**Required work**
Search the entries below for "Answer". Report each line where it occurs.
────────────────────────────────────────
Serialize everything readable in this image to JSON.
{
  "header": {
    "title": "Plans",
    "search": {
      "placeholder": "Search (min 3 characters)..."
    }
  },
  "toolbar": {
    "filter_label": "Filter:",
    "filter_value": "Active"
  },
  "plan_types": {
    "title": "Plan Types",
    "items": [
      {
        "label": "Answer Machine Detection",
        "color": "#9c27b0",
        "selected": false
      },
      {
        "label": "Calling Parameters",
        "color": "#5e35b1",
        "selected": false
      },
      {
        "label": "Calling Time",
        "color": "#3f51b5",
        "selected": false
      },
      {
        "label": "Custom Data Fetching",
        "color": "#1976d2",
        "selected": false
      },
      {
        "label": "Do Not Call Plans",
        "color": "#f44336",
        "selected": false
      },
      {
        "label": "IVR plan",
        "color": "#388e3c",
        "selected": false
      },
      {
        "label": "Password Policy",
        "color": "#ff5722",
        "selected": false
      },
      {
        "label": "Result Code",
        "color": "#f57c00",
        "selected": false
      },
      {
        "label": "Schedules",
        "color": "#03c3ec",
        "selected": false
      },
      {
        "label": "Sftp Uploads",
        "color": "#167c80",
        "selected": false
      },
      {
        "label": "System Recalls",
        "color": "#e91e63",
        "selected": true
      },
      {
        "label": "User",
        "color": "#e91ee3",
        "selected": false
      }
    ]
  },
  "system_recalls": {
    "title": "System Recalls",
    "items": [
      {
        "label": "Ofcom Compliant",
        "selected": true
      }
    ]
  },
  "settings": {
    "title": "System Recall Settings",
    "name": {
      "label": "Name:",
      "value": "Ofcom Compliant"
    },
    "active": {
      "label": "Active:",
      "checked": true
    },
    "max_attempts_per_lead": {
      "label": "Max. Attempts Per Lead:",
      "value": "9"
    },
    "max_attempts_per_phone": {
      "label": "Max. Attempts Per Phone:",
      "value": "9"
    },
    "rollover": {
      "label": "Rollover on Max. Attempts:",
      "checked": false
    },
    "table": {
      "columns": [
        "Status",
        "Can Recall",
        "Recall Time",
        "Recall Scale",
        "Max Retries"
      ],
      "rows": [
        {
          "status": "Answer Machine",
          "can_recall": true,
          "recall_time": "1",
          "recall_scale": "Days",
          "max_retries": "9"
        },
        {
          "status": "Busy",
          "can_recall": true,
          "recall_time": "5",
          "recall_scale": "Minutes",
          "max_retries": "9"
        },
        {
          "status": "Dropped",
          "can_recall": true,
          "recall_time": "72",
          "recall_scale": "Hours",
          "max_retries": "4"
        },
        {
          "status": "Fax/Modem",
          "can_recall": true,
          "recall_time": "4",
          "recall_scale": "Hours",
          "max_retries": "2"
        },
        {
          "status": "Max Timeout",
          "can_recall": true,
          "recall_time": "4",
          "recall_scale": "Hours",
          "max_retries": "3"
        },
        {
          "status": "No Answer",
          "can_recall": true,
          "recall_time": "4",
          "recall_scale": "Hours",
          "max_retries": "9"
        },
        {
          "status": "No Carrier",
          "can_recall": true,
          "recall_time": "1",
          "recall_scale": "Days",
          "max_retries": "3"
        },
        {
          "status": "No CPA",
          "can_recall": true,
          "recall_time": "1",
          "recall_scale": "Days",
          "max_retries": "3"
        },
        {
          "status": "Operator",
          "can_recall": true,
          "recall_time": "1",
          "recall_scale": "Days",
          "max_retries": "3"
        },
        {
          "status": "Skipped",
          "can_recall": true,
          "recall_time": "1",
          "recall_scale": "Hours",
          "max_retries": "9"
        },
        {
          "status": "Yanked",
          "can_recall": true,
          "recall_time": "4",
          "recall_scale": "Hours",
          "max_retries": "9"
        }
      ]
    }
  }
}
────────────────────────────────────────
**Completed exercise**
        "label": "Answer Machine Detection",
          "status": "Answer Machine",
          "status": "No Answer",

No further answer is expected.